[Start of section]
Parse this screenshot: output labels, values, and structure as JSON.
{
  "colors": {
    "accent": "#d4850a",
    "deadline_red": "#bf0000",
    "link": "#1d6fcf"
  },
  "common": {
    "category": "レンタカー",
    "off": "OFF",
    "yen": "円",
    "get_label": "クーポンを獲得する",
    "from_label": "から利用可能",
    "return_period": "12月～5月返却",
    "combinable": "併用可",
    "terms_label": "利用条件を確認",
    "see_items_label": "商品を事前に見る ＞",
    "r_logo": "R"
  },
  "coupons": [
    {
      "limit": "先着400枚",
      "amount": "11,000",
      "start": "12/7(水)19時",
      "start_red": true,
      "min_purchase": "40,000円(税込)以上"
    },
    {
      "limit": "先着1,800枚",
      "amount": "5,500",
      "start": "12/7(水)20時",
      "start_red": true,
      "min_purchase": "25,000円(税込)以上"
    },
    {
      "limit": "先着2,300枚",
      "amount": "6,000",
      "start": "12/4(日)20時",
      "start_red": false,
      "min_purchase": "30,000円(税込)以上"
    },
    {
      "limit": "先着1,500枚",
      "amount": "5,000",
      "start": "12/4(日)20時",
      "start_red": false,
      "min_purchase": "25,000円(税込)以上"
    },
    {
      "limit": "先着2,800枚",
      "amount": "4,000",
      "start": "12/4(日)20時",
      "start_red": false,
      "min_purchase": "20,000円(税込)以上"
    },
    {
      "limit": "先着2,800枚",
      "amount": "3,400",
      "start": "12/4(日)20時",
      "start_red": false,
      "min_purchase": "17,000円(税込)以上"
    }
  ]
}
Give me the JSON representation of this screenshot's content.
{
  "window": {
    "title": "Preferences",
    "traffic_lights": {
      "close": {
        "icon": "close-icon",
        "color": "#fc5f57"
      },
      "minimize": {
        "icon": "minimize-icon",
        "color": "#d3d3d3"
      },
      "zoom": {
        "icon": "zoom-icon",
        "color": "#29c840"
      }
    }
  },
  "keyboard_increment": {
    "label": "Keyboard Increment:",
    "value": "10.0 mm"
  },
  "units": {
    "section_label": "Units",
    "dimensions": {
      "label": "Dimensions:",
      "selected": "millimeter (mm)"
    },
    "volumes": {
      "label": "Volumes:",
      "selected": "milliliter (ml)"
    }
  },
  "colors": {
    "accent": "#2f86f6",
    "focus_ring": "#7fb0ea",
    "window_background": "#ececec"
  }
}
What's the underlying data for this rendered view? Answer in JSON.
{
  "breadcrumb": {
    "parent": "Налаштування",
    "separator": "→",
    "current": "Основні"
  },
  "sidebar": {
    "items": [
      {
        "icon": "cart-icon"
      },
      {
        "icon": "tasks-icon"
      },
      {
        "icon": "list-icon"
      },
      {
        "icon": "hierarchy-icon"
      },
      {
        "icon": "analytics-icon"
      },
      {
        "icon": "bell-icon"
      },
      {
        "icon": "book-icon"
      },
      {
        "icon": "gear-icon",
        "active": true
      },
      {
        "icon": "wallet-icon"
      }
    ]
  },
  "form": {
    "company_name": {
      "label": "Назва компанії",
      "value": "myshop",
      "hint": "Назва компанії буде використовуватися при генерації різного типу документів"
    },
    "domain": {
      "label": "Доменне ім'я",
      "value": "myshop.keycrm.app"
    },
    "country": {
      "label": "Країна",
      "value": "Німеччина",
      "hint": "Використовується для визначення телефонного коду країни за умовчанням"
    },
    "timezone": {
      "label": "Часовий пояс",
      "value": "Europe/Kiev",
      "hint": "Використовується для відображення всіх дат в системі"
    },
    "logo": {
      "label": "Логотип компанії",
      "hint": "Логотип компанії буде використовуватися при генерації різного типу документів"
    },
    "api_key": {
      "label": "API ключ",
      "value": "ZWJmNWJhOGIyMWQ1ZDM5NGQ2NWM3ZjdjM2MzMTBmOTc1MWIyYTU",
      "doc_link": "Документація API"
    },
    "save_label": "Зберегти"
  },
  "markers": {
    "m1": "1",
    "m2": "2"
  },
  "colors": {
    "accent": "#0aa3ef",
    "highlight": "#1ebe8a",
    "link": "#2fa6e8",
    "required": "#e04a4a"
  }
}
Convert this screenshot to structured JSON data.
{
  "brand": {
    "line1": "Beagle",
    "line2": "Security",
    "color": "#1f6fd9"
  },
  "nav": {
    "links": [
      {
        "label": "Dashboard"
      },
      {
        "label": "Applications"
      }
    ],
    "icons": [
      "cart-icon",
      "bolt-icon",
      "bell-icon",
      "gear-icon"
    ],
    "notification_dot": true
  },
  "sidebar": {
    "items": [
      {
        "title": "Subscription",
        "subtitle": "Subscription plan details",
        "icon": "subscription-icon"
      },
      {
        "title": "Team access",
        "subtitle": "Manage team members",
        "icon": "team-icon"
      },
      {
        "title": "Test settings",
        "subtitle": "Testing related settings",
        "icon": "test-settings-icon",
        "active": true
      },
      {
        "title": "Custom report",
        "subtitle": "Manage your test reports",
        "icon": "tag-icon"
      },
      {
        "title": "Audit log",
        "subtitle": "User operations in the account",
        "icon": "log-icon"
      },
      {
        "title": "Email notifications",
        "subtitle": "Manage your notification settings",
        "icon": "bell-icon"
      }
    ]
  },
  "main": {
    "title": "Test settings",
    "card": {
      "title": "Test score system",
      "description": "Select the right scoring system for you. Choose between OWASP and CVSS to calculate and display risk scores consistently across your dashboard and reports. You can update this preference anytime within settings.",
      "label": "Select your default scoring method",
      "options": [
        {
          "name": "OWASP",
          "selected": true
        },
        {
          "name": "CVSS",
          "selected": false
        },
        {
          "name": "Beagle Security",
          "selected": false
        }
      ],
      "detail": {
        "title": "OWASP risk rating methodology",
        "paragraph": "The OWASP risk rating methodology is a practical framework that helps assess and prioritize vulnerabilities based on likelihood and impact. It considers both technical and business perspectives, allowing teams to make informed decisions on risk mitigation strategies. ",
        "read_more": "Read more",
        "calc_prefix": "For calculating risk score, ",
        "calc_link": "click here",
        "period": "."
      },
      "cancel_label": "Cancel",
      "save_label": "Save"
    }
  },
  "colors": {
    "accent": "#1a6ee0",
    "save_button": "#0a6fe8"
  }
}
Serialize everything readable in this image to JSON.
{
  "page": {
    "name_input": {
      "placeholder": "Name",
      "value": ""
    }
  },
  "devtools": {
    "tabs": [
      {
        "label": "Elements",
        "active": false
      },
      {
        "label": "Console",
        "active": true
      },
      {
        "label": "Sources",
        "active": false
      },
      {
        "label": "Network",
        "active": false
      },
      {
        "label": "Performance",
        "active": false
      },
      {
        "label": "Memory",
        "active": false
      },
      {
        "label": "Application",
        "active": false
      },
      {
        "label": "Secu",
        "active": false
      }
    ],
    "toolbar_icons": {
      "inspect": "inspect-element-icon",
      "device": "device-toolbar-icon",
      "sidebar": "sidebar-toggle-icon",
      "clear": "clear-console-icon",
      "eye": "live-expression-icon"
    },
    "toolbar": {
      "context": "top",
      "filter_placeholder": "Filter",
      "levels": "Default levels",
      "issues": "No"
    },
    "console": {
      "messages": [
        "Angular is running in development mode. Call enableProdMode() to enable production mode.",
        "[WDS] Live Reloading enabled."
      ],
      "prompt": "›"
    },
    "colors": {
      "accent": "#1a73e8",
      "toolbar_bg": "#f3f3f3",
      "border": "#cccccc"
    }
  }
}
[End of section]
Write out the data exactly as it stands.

* Finished task
Parse this screenshot: output labels, values, and structure as JSON.
{
  "colors": {
    "accent": "#d4850a",
    "deadline_red": "#bf0000",
    "link": "#1d6fcf"
  },
  "common": {
    "category": "レンタカー",
    "off": "OFF",
    "yen": "円",
    "get_label": "クーポンを獲得する",
    "from_label": "から利用可能",
    "return_period": "12月～5月返却",
    "combinable": "併用可",
    "terms_label": "利用条件を確認",
    "see_items_label": "商品を事前に見る ＞",
    "r_logo": "R"
  },
  "coupons": [
    {
      "limit": "先着400枚",
      "amount": "11,000",
      "start": "12/7(水)19時",
      "start_red": true,
      "min_purchase": "40,000円(税込)以上"
    },
    {
      "limit": "先着1,800枚",
      "amount": "5,500",
      "start": "12/7(水)20時",
      "start_red": true,
      "min_purchase": "25,000円(税込)以上"
    },
    {
      "limit": "先着2,300枚",
      "amount": "6,000",
      "start": "12/4(日)20時",
      "start_red": false,
      "min_purchase": "30,000円(税込)以上"
    },
    {
      "limit": "先着1,500枚",
      "amount": "5,000",
      "start": "12/4(日)20時",
      "start_red": false,
      "min_purchase": "25,000円(税込)以上"
    },
    {
      "limit": "先着2,800枚",
      "amount": "4,000",
      "start": "12/4(日)20時",
      "start_red": false,
      "min_purchase": "20,000円(税込)以上"
    },
    {
      "limit": "先着2,800枚",
      "amount": "3,400",
      "start": "12/4(日)20時",
      "start_red": false,
      "min_purchase": "17,000円(税込)以上"
    }
  ]
}
Give me the JSON representation of this screenshot's content.
{
  "window": {
    "title": "Preferences",
    "traffic_lights": {
      "close": {
        "icon": "close-icon",
        "color": "#fc5f57"
      },
      "minimize": {
        "icon": "minimize-icon",
        "color": "#d3d3d3"
      },
      "zoom": {
        "icon": "zoom-icon",
        "color": "#29c840"
      }
    }
  },
  "keyboard_increment": {
    "label": "Keyboard Increment:",
    "value": "10.0 mm"
  },
  "units": {
    "section_label": "Units",
    "dimensions": {
      "label": "Dimensions:",
      "selected": "millimeter (mm)"
    },
    "volumes": {
      "label": "Volumes:",
      "selected": "milliliter (ml)"
    }
  },
  "colors": {
    "accent": "#2f86f6",
    "focus_ring": "#7fb0ea",
    "window_background": "#ececec"
  }
}
What's the underlying data for this rendered view? Answer in JSON.
{
  "breadcrumb": {
    "parent": "Налаштування",
    "separator": "→",
    "current": "Основні"
  },
  "sidebar": {
    "items": [
      {
        "icon": "cart-icon"
      },
      {
        "icon": "tasks-icon"
      },
      {
        "icon": "list-icon"
      },
      {
        "icon": "hierarchy-icon"
      },
      {
        "icon": "analytics-icon"
      },
      {
        "icon": "bell-icon"
      },
      {
        "icon": "book-icon"
      },
      {
        "icon": "gear-icon",
        "active": true
      },
      {
        "icon": "wallet-icon"
      }
    ]
  },
  "form": {
    "company_name": {
      "label": "Назва компанії",
      "value": "myshop",
      "hint": "Назва компанії буде використовуватися при генерації різного типу документів"
    },
    "domain": {
      "label": "Доменне ім'я",
      "value": "myshop.keycrm.app"
    },
    "country": {
      "label": "Країна",
      "value": "Німеччина",
      "hint": "Використовується для визначення телефонного коду країни за умовчанням"
    },
    "timezone": {
      "label": "Часовий пояс",
      "value": "Europe/Kiev",
      "hint": "Використовується для відображення всіх дат в системі"
    },
    "logo": {
      "label": "Логотип компанії",
      "hint": "Логотип компанії буде використовуватися при генерації різного типу документів"
    },
    "api_key": {
      "label": "API ключ",
      "value": "ZWJmNWJhOGIyMWQ1ZDM5NGQ2NWM3ZjdjM2MzMTBmOTc1MWIyYTU",
      "doc_link": "Документація API"
    },
    "save_label": "Зберегти"
  },
  "markers": {
    "m1": "1",
    "m2": "2"
  },
  "colors": {
    "accent": "#0aa3ef",
    "highlight": "#1ebe8a",
    "link": "#2fa6e8",
    "required": "#e04a4a"
  }
}
Convert this screenshot to structured JSON data.
{
  "brand": {
    "line1": "Beagle",
    "line2": "Security",
    "color": "#1f6fd9"
  },
  "nav": {
    "links": [
      {
        "label": "Dashboard"
      },
      {
        "label": "Applications"
      }
    ],
    "icons": [
      "cart-icon",
      "bolt-icon",
      "bell-icon",
      "gear-icon"
    ],
    "notification_dot": true
  },
  "sidebar": {
    "items": [
      {
        "title": "Subscription",
        "subtitle": "Subscription plan details",
        "icon": "subscription-icon"
      },
      {
        "title": "Team access",
        "subtitle": "Manage team members",
        "icon": "team-icon"
      },
      {
        "title": "Test settings",
        "subtitle": "Testing related settings",
        "icon": "test-settings-icon",
        "active": true
      },
      {
        "title": "Custom report",
        "subtitle": "Manage your test reports",
        "icon": "tag-icon"
      },
      {
        "title": "Audit log",
        "subtitle": "User operations in the account",
        "icon": "log-icon"
      },
      {
        "title": "Email notifications",
        "subtitle": "Manage your notification settings",
        "icon": "bell-icon"
      }
    ]
  },
  "main": {
    "title": "Test settings",
    "card": {
      "title": "Test score system",
      "description": "Select the right scoring system for you. Choose between OWASP and CVSS to calculate and display risk scores consistently across your dashboard and reports. You can update this preference anytime within settings.",
      "label": "Select your default scoring method",
      "options": [
        {
          "name": "OWASP",
          "selected": true
        },
        {
          "name": "CVSS",
          "selected": false
        },
        {
          "name": "Beagle Security",
          "selected": false
        }
      ],
      "detail": {
        "title": "OWASP risk rating methodology",
        "paragraph": "The OWASP risk rating methodology is a practical framework that helps assess and prioritize vulnerabilities based on likelihood and impact. It considers both technical and business perspectives, allowing teams to make informed decisions on risk mitigation strategies. ",
        "read_more": "Read more",
        "calc_prefix": "For calculating risk score, ",
        "calc_link": "click here",
        "period": "."
      },
      "cancel_label": "Cancel",
      "save_label": "Save"
    }
  },
  "colors": {
    "accent": "#1a6ee0",
    "save_button": "#0a6fe8"
  }
}
Serialize everything readable in this image to JSON.
{
  "page": {
    "name_input": {
      "placeholder": "Name",
      "value": ""
    }
  },
  "devtools": {
    "tabs": [
      {
        "label": "Elements",
        "active": false
      },
      {
        "label": "Console",
        "active": true
      },
      {
        "label": "Sources",
        "active": false
      },
      {
        "label": "Network",
        "active": false
      },
      {
        "label": "Performance",
        "active": false
      },
      {
        "label": "Memory",
        "active": false
      },
      {
        "label": "Application",
        "active": false
      },
      {
        "label": "Secu",
        "active": false
      }
    ],
    "toolbar_icons": {
      "inspect": "inspect-element-icon",
      "device": "device-toolbar-icon",
      "sidebar": "sidebar-toggle-icon",
      "clear": "clear-console-icon",
      "eye": "live-expression-icon"
    },
    "toolbar": {
      "context": "top",
      "filter_placeholder": "Filter",
      "levels": "Default levels",
      "issues": "No"
    },
    "console": {
      "messages": [
        "Angular is running in development mode. Call enableProdMode() to enable production mode.",
        "[WDS] Live Reloading enabled."
      ],
      "prompt": "›"
    },
    "colors": {
      "accent": "#1a73e8",
      "toolbar_bg": "#f3f3f3",
      "border": "#cccccc"
    }
  }
}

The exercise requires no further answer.